## [Aim of the task]
The listing below must be returned in full and unchanged, without the images it carries.
——————
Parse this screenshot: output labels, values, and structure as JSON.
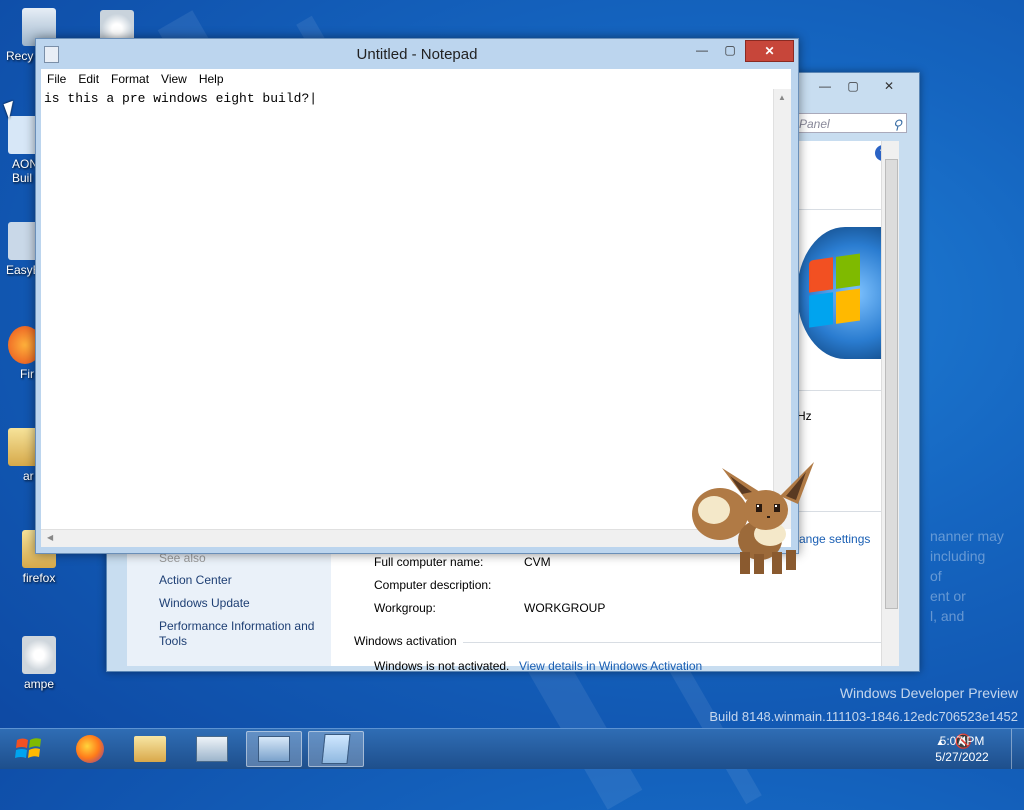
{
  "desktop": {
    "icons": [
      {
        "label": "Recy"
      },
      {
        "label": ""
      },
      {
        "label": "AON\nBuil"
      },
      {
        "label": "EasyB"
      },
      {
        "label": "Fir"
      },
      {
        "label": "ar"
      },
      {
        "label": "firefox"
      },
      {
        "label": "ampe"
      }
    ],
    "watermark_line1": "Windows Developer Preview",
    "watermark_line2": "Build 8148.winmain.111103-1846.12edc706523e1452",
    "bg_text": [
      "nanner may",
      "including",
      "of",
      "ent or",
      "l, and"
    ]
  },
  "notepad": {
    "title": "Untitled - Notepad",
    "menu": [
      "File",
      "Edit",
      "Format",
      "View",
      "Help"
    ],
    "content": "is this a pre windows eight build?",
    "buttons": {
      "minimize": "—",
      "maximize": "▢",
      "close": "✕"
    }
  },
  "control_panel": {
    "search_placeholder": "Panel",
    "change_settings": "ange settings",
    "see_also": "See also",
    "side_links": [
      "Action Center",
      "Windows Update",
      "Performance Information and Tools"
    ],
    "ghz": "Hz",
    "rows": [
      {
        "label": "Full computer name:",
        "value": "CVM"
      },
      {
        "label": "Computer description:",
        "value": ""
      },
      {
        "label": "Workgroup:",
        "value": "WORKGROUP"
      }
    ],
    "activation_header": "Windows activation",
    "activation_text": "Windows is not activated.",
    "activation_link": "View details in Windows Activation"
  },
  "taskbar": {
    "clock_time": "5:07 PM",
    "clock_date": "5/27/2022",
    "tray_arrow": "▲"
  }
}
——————
## [The completed task]
Parse this screenshot: output labels, values, and structure as JSON.
{
  "desktop": {
    "icons": [
      {
        "label": "Recy"
      },
      {
        "label": ""
      },
      {
        "label": "AON\nBuil"
      },
      {
        "label": "EasyB"
      },
      {
        "label": "Fir"
      },
      {
        "label": "ar"
      },
      {
        "label": "firefox"
      },
      {
        "label": "ampe"
      }
    ],
    "watermark_line1": "Windows Developer Preview",
    "watermark_line2": "Build 8148.winmain.111103-1846.12edc706523e1452",
    "bg_text": [
      "nanner may",
      "including",
      "of",
      "ent or",
      "l, and"
    ]
  },
  "notepad": {
    "title": "Untitled - Notepad",
    "menu": [
      "File",
      "Edit",
      "Format",
      "View",
      "Help"
    ],
    "content": "is this a pre windows eight build?",
    "buttons": {
      "minimize": "—",
      "maximize": "▢",
      "close": "✕"
    }
  },
  "control_panel": {
    "search_placeholder": "Panel",
    "change_settings": "ange settings",
    "see_also": "See also",
    "side_links": [
      "Action Center",
      "Windows Update",
      "Performance Information and Tools"
    ],
    "ghz": "Hz",
    "rows": [
      {
        "label": "Full computer name:",
        "value": "CVM"
      },
      {
        "label": "Computer description:",
        "value": ""
      },
      {
        "label": "Workgroup:",
        "value": "WORKGROUP"
      }
    ],
    "activation_header": "Windows activation",
    "activation_text": "Windows is not activated.",
    "activation_link": "View details in Windows Activation"
  },
  "taskbar": {
    "clock_time": "5:07 PM",
    "clock_date": "5/27/2022",
    "tray_arrow": "▲"
  }
}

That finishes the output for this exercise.